Effects of the Boston Tea Party
On 16 December 1773, colonists in Boston, Massachusetts, boarded three ships full of tea sent by the East India Company and threw the tea into the Boston Harbor. They did so to protest the Tea Act, passed by the Parliament of Great Britain, which practically granted the East India Company a monopoly on tea distribution in the American colonies. The colonists were required to pay a tax on this tea because of the Townshend Acts. One of the first effects of the Boston Tea Party was the passage of strict new laws known as the "Coercive Acts, " which were intended to punish the colonists. This led to many of the later effects, including the formation of the First Continental Congress. The Boston Tea Party was also a major catalyst leading to the start of the American Revolutionary War.
The Coercive Acts, also known as the Intolerable Acts, were intended as punishment for the destruction of property. One of these acts actually shut down trade in the city of Boston until the damages could be repaid. These punitive acts were particularly strict because the British Parliament intended to make an example of Boston in order to discourage other acts of rebellion from the colonies.
These acts led to another of the effects of the Boston Tea Party: the development of the First Continental Congress. This congress was formed with the intent of petitioning the British Parliament in order to have the harsh punitive acts repealed. The petition was ignored, leading to the development of the Second Continental Congress. Between these two Congresses, the American Revolutionary War began, and the Second Continental Congress was highly involved in overseeing the war effort.
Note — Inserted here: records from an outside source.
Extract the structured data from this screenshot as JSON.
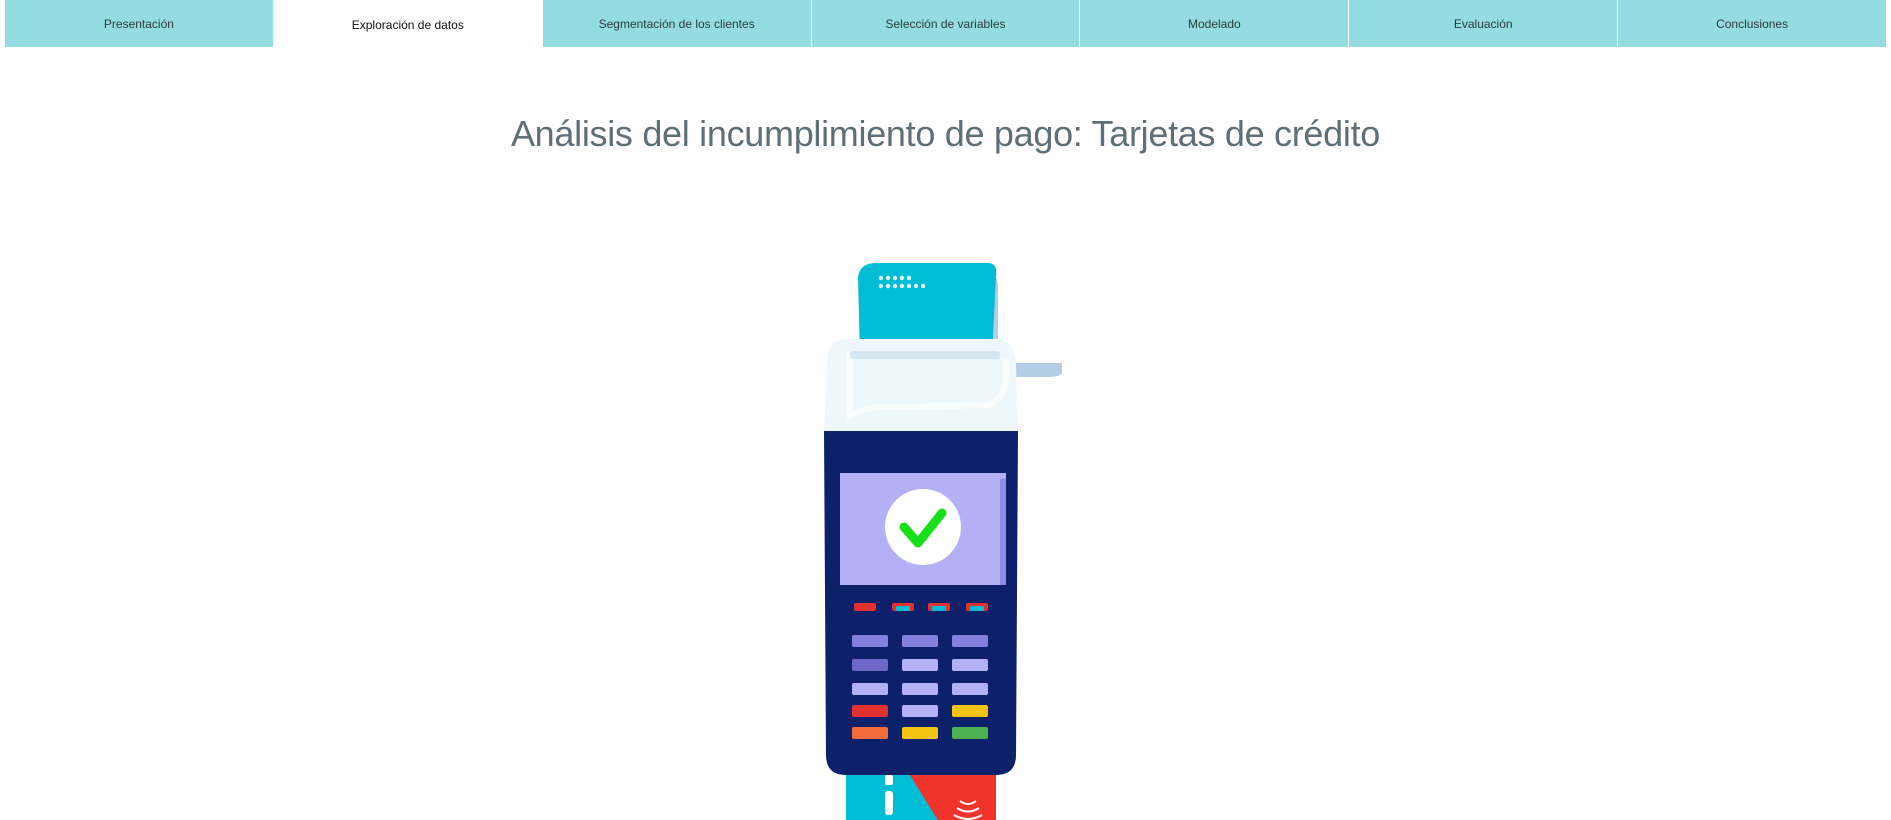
{
  "nav": {
    "tabs": [
      {
        "label": "Presentación",
        "active": false
      },
      {
        "label": "Exploración de datos",
        "active": true
      },
      {
        "label": "Segmentación de los clientes",
        "active": false
      },
      {
        "label": "Selección de variables",
        "active": false
      },
      {
        "label": "Modelado",
        "active": false
      },
      {
        "label": "Evaluación",
        "active": false
      },
      {
        "label": "Conclusiones",
        "active": false
      }
    ]
  },
  "page": {
    "title": "Análisis del incumplimiento de pago: Tarjetas de crédito"
  },
  "illustration": {
    "subject": "payment-terminal",
    "icon": "checkmark-icon"
  },
  "colors": {
    "tab_background": "#93dde0",
    "tab_active_background": "#ffffff",
    "title_color": "#5e6f77",
    "terminal_body": "#0c2169",
    "receipt": "#00bcd4",
    "screen": "#b3b0f5",
    "check": "#18e018"
  }
}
In many ways, the American Revolutionary War itself can be seen as one of the effects of the Boston Tea Party. There were many different factors and rebellious acts that eventually precipitated in the war, but the Boston Tea Party was among the most significant. The passage of the Coercive Acts and the subsequent refusal of the British Parliament to repeal them led to a great deal of dissatisfaction from colonists. It is distinctly possible that without the Boston Tea Party, the Revolution would have been delayed for quite some time or may not have even happened at all.